Volkswagen brand chief Herbert Diess produced the admission in a German newspaper on March 5, claiming it will take the embattled business months, not weeks, to operate out a repair for automobiles affected by the the diesel emissions scandal.
The business has been possessing difficulty coming up with a strategy to modify hundreds of thousands of diesel automobiles sold in the U.S. in order to meet state and federal guidelines. Any fix to cars that left the factory with an emissions-cheating defeat device would have to meet the approval of the Environmental Protection Agency, California Air Sources Board, and U.S. Division of Justice.
Final week, a U.S. District Court judge turned up the heat on Volkswagen by issuing a deadline for the repair — a date that will now have to be ignored.

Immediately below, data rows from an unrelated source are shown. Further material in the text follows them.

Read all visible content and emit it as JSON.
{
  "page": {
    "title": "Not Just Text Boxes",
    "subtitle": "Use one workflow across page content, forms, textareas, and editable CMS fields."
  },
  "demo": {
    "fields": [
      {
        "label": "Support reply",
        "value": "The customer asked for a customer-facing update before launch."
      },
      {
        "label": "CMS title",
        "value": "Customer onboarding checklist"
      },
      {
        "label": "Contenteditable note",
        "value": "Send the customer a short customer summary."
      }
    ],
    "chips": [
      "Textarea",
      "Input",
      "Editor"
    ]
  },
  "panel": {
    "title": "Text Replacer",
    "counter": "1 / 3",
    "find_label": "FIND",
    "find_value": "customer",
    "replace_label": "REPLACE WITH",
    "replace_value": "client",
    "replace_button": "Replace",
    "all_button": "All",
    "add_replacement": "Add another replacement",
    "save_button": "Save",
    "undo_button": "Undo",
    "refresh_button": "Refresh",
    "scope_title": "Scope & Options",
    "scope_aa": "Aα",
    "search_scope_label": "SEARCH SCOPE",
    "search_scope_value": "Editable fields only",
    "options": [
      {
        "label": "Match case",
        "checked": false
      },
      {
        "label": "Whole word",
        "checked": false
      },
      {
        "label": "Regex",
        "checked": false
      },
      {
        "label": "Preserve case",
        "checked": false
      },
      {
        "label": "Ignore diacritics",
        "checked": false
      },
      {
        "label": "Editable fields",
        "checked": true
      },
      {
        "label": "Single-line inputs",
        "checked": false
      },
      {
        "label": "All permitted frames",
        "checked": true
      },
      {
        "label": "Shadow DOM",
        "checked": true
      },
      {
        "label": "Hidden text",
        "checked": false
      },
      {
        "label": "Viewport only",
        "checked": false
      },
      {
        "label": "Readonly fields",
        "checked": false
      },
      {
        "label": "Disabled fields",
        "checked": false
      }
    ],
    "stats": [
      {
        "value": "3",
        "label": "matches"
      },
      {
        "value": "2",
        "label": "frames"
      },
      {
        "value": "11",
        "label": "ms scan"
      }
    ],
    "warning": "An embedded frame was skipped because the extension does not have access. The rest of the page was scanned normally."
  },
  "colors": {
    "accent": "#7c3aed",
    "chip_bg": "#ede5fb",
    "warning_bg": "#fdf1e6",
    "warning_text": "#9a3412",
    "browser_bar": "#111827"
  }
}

“I think we have good chances to obtain an agreement with the authorities in the United States in the subsequent months,” Diess told the Wolfsburger Allgemeine Zeitung.
In January, a lawyer functioning for Volkswagen said in court that the organization was ready to get back autos that couldn’t be fixed in a timely manner, as nicely as those that couldn’t be fixed at all.
Older Volkswagen TDI models sold in the U.S. would probably require substantial perform performed to bring their emissions up to acceptable levels. Even if a software fix was capable to bring the older engines into compliance without greater modifications, owners would suffer a noticeable erosion of efficiency and fuel economy.
Final October, Volkswagen of America boss Michael Horn told Congress that the bulk of the cars impacted by the scandal in the U.S. had been older models.
Horn’s statements had been the initial indication that Volkswagen might be ready to purchase affected cars.